Activity:
Retype every record exactly. Skip the images.

Data in this exercise:
+ + +

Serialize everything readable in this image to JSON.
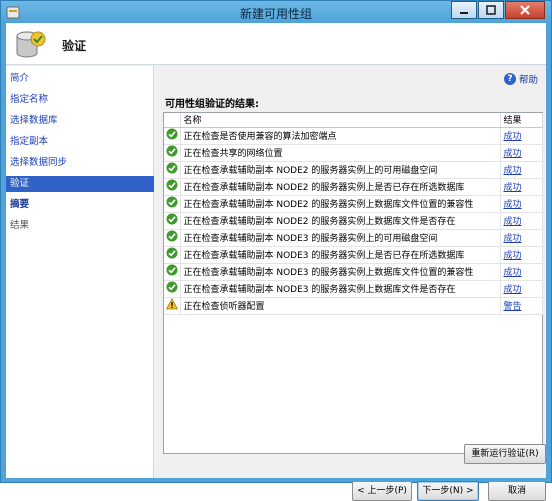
{
  "window": {
    "title": "新建可用性组"
  },
  "header": {
    "title": "验证"
  },
  "nav": {
    "items": [
      {
        "label": "简介",
        "state": "link"
      },
      {
        "label": "指定名称",
        "state": "link"
      },
      {
        "label": "选择数据库",
        "state": "link"
      },
      {
        "label": "指定副本",
        "state": "link"
      },
      {
        "label": "选择数据同步",
        "state": "link"
      },
      {
        "label": "验证",
        "state": "active"
      },
      {
        "label": "摘要",
        "state": "bold"
      },
      {
        "label": "结果",
        "state": "plain"
      }
    ]
  },
  "help": {
    "label": "帮助"
  },
  "main": {
    "section_title": "可用性组验证的结果:",
    "columns": [
      "名称",
      "结果"
    ],
    "rows": [
      {
        "status": "success",
        "name": "正在检查是否使用兼容的算法加密端点",
        "result": "成功"
      },
      {
        "status": "success",
        "name": "正在检查共享的网络位置",
        "result": "成功"
      },
      {
        "status": "success",
        "name": "正在检查承载辅助副本 NODE2 的服务器实例上的可用磁盘空间",
        "result": "成功"
      },
      {
        "status": "success",
        "name": "正在检查承载辅助副本 NODE2 的服务器实例上是否已存在所选数据库",
        "result": "成功"
      },
      {
        "status": "success",
        "name": "正在检查承载辅助副本 NODE2 的服务器实例上数据库文件位置的兼容性",
        "result": "成功"
      },
      {
        "status": "success",
        "name": "正在检查承载辅助副本 NODE2 的服务器实例上数据库文件是否存在",
        "result": "成功"
      },
      {
        "status": "success",
        "name": "正在检查承载辅助副本 NODE3 的服务器实例上的可用磁盘空间",
        "result": "成功"
      },
      {
        "status": "success",
        "name": "正在检查承载辅助副本 NODE3 的服务器实例上是否已存在所选数据库",
        "result": "成功"
      },
      {
        "status": "success",
        "name": "正在检查承载辅助副本 NODE3 的服务器实例上数据库文件位置的兼容性",
        "result": "成功"
      },
      {
        "status": "success",
        "name": "正在检查承载辅助副本 NODE3 的服务器实例上数据库文件是否存在",
        "result": "成功"
      },
      {
        "status": "warning",
        "name": "正在检查侦听器配置",
        "result": "警告"
      }
    ]
  },
  "buttons": {
    "rerun": "重新运行验证(R)",
    "prev": "< 上一步(P)",
    "next": "下一步(N) >",
    "cancel": "取消"
  }
}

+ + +

Output for this task:
Serialize everything readable in this image to JSON.
{
  "window": {
    "title": "新建可用性组"
  },
  "header": {
    "title": "验证"
  },
  "nav": {
    "items": [
      {
        "label": "简介",
        "state": "link"
      },
      {
        "label": "指定名称",
        "state": "link"
      },
      {
        "label": "选择数据库",
        "state": "link"
      },
      {
        "label": "指定副本",
        "state": "link"
      },
      {
        "label": "选择数据同步",
        "state": "link"
      },
      {
        "label": "验证",
        "state": "active"
      },
      {
        "label": "摘要",
        "state": "bold"
      },
      {
        "label": "结果",
        "state": "plain"
      }
    ]
  },
  "help": {
    "label": "帮助"
  },
  "main": {
    "section_title": "可用性组验证的结果:",
    "columns": [
      "名称",
      "结果"
    ],
    "rows": [
      {
        "status": "success",
        "name": "正在检查是否使用兼容的算法加密端点",
        "result": "成功"
      },
      {
        "status": "success",
        "name": "正在检查共享的网络位置",
        "result": "成功"
      },
      {
        "status": "success",
        "name": "正在检查承载辅助副本 NODE2 的服务器实例上的可用磁盘空间",
        "result": "成功"
      },
      {
        "status": "success",
        "name": "正在检查承载辅助副本 NODE2 的服务器实例上是否已存在所选数据库",
        "result": "成功"
      },
      {
        "status": "success",
        "name": "正在检查承载辅助副本 NODE2 的服务器实例上数据库文件位置的兼容性",
        "result": "成功"
      },
      {
        "status": "success",
        "name": "正在检查承载辅助副本 NODE2 的服务器实例上数据库文件是否存在",
        "result": "成功"
      },
      {
        "status": "success",
        "name": "正在检查承载辅助副本 NODE3 的服务器实例上的可用磁盘空间",
        "result": "成功"
      },
      {
        "status": "success",
        "name": "正在检查承载辅助副本 NODE3 的服务器实例上是否已存在所选数据库",
        "result": "成功"
      },
      {
        "status": "success",
        "name": "正在检查承载辅助副本 NODE3 的服务器实例上数据库文件位置的兼容性",
        "result": "成功"
      },
      {
        "status": "success",
        "name": "正在检查承载辅助副本 NODE3 的服务器实例上数据库文件是否存在",
        "result": "成功"
      },
      {
        "status": "warning",
        "name": "正在检查侦听器配置",
        "result": "警告"
      }
    ]
  },
  "buttons": {
    "rerun": "重新运行验证(R)",
    "prev": "< 上一步(P)",
    "next": "下一步(N) >",
    "cancel": "取消"
  }
}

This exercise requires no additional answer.